What to produce:
Only the pictures stay out; every record is to be quoted exactly.

#### Record extracts ####

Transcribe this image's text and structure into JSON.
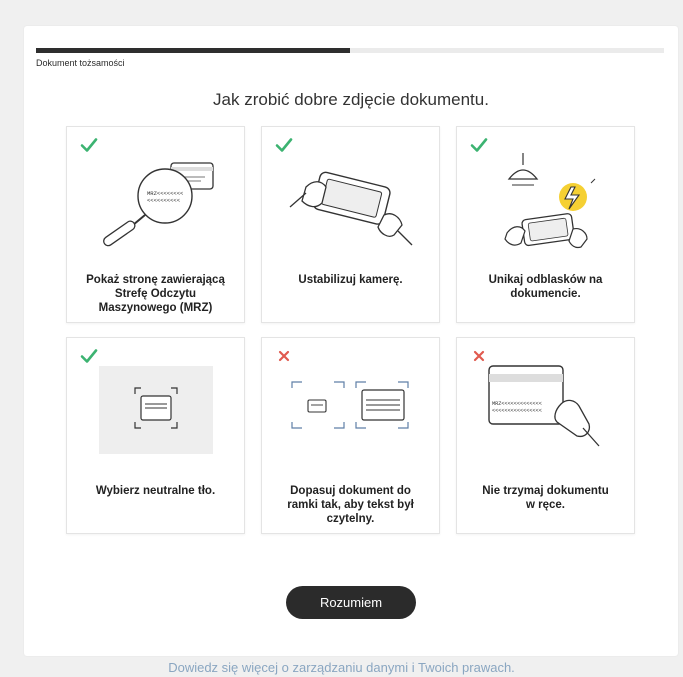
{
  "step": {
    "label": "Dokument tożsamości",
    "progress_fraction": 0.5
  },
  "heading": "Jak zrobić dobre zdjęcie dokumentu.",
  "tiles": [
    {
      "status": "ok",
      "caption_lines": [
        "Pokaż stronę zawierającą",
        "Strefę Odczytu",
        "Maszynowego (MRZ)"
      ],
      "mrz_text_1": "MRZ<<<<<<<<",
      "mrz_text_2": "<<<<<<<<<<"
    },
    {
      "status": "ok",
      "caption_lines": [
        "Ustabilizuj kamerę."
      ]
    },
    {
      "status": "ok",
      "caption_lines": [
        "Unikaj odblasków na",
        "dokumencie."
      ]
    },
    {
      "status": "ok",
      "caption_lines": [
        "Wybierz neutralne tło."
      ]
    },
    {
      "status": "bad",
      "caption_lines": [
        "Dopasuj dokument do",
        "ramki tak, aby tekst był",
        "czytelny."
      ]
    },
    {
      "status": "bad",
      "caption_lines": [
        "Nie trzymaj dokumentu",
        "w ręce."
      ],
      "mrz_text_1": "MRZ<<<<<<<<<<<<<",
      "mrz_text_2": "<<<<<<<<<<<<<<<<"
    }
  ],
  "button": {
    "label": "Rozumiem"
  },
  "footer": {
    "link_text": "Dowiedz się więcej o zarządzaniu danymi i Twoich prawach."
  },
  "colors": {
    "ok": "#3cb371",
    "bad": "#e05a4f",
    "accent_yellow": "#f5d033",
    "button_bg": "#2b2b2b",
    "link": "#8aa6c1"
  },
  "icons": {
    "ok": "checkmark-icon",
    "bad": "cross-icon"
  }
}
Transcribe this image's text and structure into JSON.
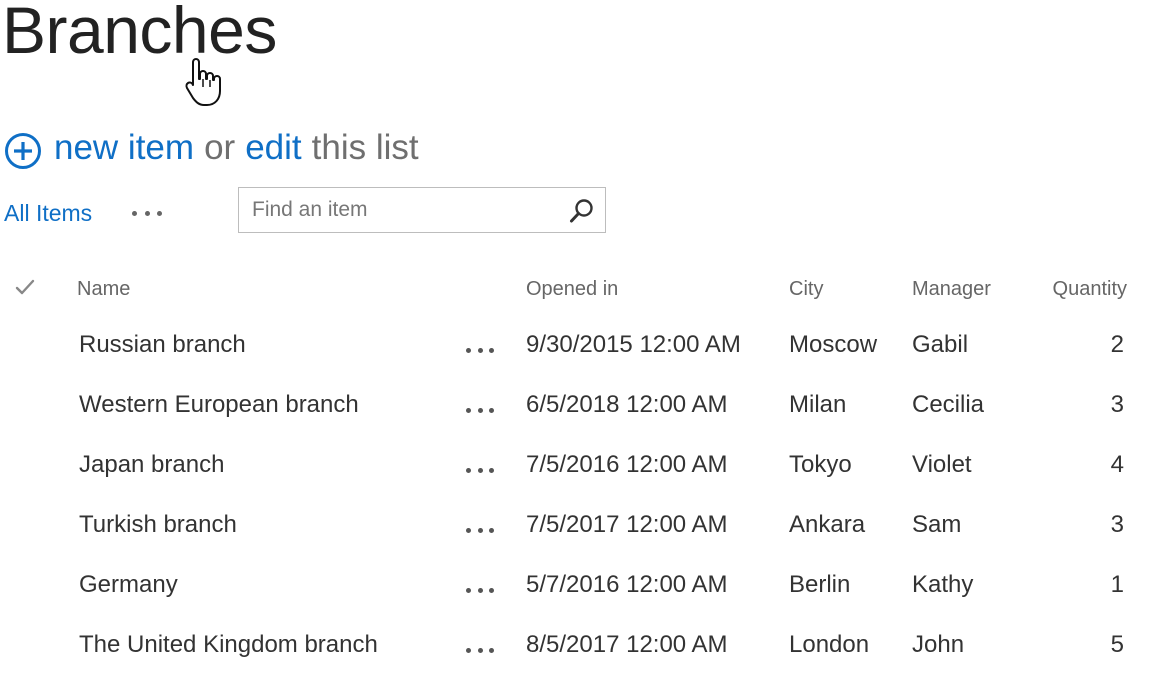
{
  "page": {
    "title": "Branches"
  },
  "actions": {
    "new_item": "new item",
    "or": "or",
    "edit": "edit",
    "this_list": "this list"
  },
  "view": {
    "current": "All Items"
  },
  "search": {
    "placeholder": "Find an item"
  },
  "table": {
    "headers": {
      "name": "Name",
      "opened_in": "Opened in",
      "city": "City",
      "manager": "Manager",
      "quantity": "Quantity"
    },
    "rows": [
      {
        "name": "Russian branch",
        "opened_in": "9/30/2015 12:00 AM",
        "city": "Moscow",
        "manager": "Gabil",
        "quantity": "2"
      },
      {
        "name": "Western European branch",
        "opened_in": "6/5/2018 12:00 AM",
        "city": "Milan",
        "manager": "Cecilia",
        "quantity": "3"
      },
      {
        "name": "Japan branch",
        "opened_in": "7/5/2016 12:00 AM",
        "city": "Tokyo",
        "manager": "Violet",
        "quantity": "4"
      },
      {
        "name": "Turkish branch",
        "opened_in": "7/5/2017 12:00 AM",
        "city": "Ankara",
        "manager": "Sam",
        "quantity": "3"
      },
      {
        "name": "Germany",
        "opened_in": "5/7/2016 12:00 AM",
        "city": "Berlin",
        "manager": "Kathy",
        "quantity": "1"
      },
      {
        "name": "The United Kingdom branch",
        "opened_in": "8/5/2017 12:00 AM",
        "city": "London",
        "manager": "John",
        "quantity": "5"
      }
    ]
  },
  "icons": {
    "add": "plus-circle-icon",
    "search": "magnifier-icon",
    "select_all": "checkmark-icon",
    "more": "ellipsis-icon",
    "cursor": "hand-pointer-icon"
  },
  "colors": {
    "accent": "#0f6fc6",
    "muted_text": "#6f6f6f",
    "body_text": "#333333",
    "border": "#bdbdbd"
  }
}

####

Answer space:
Transcribe this image's text and structure into JSON.
{
  "step": {
    "label": "Dokument tożsamości",
    "progress_fraction": 0.5
  },
  "heading": "Jak zrobić dobre zdjęcie dokumentu.",
  "tiles": [
    {
      "status": "ok",
      "caption_lines": [
        "Pokaż stronę zawierającą",
        "Strefę Odczytu",
        "Maszynowego (MRZ)"
      ],
      "mrz_text_1": "MRZ<<<<<<<<",
      "mrz_text_2": "<<<<<<<<<<"
    },
    {
      "status": "ok",
      "caption_lines": [
        "Ustabilizuj kamerę."
      ]
    },
    {
      "status": "ok",
      "caption_lines": [
        "Unikaj odblasków na",
        "dokumencie."
      ]
    },
    {
      "status": "ok",
      "caption_lines": [
        "Wybierz neutralne tło."
      ]
    },
    {
      "status": "bad",
      "caption_lines": [
        "Dopasuj dokument do",
        "ramki tak, aby tekst był",
        "czytelny."
      ]
    },
    {
      "status": "bad",
      "caption_lines": [
        "Nie trzymaj dokumentu",
        "w ręce."
      ],
      "mrz_text_1": "MRZ<<<<<<<<<<<<<",
      "mrz_text_2": "<<<<<<<<<<<<<<<<"
    }
  ],
  "button": {
    "label": "Rozumiem"
  },
  "footer": {
    "link_text": "Dowiedz się więcej o zarządzaniu danymi i Twoich prawach."
  },
  "colors": {
    "ok": "#3cb371",
    "bad": "#e05a4f",
    "accent_yellow": "#f5d033",
    "button_bg": "#2b2b2b",
    "link": "#8aa6c1"
  },
  "icons": {
    "ok": "checkmark-icon",
    "bad": "cross-icon"
  }
}
Transcribe this image's text and structure into JSON.
{
  "page": {
    "title": "Branches"
  },
  "actions": {
    "new_item": "new item",
    "or": "or",
    "edit": "edit",
    "this_list": "this list"
  },
  "view": {
    "current": "All Items"
  },
  "search": {
    "placeholder": "Find an item"
  },
  "table": {
    "headers": {
      "name": "Name",
      "opened_in": "Opened in",
      "city": "City",
      "manager": "Manager",
      "quantity": "Quantity"
    },
    "rows": [
      {
        "name": "Russian branch",
        "opened_in": "9/30/2015 12:00 AM",
        "city": "Moscow",
        "manager": "Gabil",
        "quantity": "2"
      },
      {
        "name": "Western European branch",
        "opened_in": "6/5/2018 12:00 AM",
        "city": "Milan",
        "manager": "Cecilia",
        "quantity": "3"
      },
      {
        "name": "Japan branch",
        "opened_in": "7/5/2016 12:00 AM",
        "city": "Tokyo",
        "manager": "Violet",
        "quantity": "4"
      },
      {
        "name": "Turkish branch",
        "opened_in": "7/5/2017 12:00 AM",
        "city": "Ankara",
        "manager": "Sam",
        "quantity": "3"
      },
      {
        "name": "Germany",
        "opened_in": "5/7/2016 12:00 AM",
        "city": "Berlin",
        "manager": "Kathy",
        "quantity": "1"
      },
      {
        "name": "The United Kingdom branch",
        "opened_in": "8/5/2017 12:00 AM",
        "city": "London",
        "manager": "John",
        "quantity": "5"
      }
    ]
  },
  "icons": {
    "add": "plus-circle-icon",
    "search": "magnifier-icon",
    "select_all": "checkmark-icon",
    "more": "ellipsis-icon",
    "cursor": "hand-pointer-icon"
  },
  "colors": {
    "accent": "#0f6fc6",
    "muted_text": "#6f6f6f",
    "body_text": "#333333",
    "border": "#bdbdbd"
  }
}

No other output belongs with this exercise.